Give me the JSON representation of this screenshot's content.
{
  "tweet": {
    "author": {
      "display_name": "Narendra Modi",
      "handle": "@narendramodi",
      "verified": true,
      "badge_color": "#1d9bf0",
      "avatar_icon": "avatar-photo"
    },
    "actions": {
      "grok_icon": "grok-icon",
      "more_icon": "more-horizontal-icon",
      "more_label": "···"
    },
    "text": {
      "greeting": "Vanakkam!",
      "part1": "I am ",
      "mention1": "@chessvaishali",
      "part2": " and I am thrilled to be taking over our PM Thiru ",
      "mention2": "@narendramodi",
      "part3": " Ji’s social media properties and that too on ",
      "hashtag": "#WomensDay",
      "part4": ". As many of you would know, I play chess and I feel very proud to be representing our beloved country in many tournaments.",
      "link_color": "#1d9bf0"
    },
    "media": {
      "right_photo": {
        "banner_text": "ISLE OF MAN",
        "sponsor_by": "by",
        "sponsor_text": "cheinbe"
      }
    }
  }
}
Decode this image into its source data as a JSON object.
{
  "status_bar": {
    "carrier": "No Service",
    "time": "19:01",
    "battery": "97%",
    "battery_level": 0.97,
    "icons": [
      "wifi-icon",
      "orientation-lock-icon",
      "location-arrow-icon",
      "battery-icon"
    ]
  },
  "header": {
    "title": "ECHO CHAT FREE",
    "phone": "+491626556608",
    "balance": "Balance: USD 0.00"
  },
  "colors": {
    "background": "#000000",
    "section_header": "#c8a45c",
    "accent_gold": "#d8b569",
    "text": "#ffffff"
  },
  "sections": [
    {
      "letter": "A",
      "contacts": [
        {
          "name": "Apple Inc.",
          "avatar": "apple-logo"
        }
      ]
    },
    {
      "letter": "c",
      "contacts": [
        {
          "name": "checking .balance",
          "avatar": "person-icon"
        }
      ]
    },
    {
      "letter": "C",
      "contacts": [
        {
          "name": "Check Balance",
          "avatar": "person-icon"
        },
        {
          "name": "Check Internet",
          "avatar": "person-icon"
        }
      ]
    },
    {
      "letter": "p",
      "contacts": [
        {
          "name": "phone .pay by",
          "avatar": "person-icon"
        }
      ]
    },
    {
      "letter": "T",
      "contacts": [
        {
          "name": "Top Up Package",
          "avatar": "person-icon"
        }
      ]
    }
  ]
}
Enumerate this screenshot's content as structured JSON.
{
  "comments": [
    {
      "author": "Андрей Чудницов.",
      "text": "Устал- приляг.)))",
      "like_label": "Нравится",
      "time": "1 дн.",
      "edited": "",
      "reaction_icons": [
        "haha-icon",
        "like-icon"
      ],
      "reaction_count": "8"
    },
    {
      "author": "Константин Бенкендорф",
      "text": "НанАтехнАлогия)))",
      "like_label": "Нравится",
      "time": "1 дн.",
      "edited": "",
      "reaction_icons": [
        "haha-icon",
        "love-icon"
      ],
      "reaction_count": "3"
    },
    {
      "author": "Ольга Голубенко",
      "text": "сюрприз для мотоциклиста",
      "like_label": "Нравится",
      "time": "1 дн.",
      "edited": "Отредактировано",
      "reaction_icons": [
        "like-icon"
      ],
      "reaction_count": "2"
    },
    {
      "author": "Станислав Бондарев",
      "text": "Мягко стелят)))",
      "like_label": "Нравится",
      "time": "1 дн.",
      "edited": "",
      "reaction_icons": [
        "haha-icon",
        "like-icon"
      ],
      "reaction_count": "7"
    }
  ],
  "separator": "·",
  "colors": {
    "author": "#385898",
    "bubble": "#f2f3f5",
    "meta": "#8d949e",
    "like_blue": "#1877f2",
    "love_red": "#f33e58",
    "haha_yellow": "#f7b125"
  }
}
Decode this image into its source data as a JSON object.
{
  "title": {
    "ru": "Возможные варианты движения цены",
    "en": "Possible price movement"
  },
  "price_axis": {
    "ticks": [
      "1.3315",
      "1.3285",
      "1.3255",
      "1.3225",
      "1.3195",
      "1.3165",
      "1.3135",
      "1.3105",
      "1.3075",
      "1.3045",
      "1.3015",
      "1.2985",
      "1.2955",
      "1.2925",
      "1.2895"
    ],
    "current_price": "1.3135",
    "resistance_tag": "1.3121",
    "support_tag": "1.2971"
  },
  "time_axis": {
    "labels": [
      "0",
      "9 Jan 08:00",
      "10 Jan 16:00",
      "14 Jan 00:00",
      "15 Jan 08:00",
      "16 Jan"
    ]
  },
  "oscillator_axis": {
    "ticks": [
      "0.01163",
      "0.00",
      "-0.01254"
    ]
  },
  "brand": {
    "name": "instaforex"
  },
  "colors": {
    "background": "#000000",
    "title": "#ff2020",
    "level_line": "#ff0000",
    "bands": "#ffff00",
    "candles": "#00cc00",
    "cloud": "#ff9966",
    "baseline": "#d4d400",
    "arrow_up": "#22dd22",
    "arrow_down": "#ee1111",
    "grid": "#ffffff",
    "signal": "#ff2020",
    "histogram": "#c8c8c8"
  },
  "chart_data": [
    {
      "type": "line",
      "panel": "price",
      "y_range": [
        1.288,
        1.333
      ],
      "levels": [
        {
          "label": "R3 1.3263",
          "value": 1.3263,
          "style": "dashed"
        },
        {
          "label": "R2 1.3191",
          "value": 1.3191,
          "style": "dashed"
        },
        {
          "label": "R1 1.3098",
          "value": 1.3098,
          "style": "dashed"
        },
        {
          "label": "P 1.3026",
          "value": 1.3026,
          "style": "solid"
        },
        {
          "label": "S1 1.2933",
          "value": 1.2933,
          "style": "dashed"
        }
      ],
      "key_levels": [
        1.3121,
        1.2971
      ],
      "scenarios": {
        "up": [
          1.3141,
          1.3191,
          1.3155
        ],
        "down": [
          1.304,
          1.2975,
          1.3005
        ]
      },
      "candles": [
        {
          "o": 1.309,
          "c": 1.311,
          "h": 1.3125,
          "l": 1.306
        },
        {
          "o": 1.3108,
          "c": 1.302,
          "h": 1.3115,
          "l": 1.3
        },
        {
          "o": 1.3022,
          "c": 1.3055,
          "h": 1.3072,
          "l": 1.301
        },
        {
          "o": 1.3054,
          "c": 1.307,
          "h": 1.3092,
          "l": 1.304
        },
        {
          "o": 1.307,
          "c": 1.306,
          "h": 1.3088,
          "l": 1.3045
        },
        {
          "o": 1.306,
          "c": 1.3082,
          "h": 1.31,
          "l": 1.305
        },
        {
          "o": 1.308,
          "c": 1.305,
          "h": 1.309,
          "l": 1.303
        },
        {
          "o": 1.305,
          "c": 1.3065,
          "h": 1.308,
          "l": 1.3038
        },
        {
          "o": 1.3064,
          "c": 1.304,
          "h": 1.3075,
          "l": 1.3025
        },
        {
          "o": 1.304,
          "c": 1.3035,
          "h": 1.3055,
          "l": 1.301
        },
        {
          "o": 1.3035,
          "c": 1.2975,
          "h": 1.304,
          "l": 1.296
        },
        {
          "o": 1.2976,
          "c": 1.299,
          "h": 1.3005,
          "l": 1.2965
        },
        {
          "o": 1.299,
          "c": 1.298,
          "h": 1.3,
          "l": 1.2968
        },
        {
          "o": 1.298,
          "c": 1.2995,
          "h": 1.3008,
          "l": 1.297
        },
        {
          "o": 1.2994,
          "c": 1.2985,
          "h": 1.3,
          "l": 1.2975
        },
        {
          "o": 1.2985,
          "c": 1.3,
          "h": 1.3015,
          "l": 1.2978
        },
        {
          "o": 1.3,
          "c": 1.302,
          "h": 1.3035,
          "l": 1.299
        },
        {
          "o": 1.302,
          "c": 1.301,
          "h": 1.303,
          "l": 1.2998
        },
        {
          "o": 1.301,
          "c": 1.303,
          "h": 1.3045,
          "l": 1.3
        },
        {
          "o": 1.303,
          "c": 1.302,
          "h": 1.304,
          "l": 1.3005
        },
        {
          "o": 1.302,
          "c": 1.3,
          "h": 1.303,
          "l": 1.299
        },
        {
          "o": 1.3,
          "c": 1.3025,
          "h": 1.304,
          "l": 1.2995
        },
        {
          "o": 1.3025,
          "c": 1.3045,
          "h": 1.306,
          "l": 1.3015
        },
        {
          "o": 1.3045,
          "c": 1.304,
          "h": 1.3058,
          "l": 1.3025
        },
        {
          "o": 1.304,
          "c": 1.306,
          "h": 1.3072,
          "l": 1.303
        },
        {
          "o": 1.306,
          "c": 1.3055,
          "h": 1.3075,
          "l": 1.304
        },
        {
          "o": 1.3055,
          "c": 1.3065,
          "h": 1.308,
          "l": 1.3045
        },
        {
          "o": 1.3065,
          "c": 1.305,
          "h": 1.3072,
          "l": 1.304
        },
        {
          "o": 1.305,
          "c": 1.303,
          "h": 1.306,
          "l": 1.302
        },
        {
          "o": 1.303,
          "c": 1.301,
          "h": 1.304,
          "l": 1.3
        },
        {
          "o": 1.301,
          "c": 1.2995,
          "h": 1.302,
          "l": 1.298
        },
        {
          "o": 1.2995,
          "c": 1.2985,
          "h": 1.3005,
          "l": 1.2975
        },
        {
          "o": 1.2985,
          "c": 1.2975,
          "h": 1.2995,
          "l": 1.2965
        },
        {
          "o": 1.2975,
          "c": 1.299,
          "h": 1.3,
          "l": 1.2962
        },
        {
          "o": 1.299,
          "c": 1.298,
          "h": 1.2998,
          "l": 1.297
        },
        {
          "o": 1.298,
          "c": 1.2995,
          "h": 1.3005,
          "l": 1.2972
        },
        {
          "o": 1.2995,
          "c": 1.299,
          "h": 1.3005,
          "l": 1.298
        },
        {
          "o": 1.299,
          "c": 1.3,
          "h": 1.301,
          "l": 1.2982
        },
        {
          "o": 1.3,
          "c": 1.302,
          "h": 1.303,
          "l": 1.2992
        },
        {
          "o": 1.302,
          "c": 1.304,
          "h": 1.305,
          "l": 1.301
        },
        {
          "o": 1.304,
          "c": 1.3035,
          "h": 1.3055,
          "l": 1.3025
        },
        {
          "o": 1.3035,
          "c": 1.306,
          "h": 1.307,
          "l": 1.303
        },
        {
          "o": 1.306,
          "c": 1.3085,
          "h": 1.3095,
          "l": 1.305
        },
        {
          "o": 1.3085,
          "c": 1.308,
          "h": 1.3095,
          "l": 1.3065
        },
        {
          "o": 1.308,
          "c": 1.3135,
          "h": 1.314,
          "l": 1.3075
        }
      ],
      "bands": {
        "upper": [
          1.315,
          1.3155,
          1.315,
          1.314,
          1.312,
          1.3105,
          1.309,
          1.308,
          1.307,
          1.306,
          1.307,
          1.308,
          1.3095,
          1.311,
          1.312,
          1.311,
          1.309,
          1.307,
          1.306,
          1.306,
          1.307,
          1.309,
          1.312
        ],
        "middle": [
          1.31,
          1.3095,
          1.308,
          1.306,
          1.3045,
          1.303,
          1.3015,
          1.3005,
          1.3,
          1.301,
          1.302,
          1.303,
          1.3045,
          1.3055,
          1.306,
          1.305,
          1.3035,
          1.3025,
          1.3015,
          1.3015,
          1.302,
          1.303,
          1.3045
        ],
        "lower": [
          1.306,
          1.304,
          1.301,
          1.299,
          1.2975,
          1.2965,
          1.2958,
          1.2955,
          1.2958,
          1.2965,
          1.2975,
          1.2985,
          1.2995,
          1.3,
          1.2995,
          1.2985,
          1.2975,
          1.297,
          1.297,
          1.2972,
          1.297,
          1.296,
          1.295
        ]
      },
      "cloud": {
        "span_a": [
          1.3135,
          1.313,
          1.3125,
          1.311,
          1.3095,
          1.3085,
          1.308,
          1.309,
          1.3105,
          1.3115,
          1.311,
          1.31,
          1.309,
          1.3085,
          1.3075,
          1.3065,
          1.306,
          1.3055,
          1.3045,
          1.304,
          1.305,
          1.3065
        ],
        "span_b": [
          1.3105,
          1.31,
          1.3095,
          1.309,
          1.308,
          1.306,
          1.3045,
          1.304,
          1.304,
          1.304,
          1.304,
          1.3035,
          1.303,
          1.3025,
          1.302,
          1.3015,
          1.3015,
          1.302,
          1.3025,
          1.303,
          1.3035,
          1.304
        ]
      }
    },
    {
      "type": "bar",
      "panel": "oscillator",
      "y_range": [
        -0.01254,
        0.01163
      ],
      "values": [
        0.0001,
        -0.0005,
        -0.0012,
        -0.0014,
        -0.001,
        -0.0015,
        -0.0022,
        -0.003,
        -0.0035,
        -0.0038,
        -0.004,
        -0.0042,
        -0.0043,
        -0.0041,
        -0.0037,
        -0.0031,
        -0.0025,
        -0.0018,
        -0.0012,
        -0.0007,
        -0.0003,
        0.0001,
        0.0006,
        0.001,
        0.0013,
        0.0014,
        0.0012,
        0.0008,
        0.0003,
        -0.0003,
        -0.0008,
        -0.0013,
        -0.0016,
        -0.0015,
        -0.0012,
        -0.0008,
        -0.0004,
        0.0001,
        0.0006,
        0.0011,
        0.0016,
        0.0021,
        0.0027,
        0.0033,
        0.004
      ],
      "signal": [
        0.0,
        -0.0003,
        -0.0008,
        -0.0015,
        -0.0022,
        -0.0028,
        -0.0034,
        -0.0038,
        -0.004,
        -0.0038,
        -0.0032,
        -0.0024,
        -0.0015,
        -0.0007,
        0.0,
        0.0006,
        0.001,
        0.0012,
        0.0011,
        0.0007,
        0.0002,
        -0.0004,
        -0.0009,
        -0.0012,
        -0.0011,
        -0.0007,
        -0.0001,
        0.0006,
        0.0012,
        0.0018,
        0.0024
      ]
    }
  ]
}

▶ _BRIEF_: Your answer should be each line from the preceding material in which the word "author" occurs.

▶ _RESPONSE BELOW_:
    "author": {
      "author": "Андрей Чудницов.",
      "author": "Константин Бенкендорф",
      "author": "Ольга Голубенко",
      "author": "Станислав Бондарев",
    "author": "#385898",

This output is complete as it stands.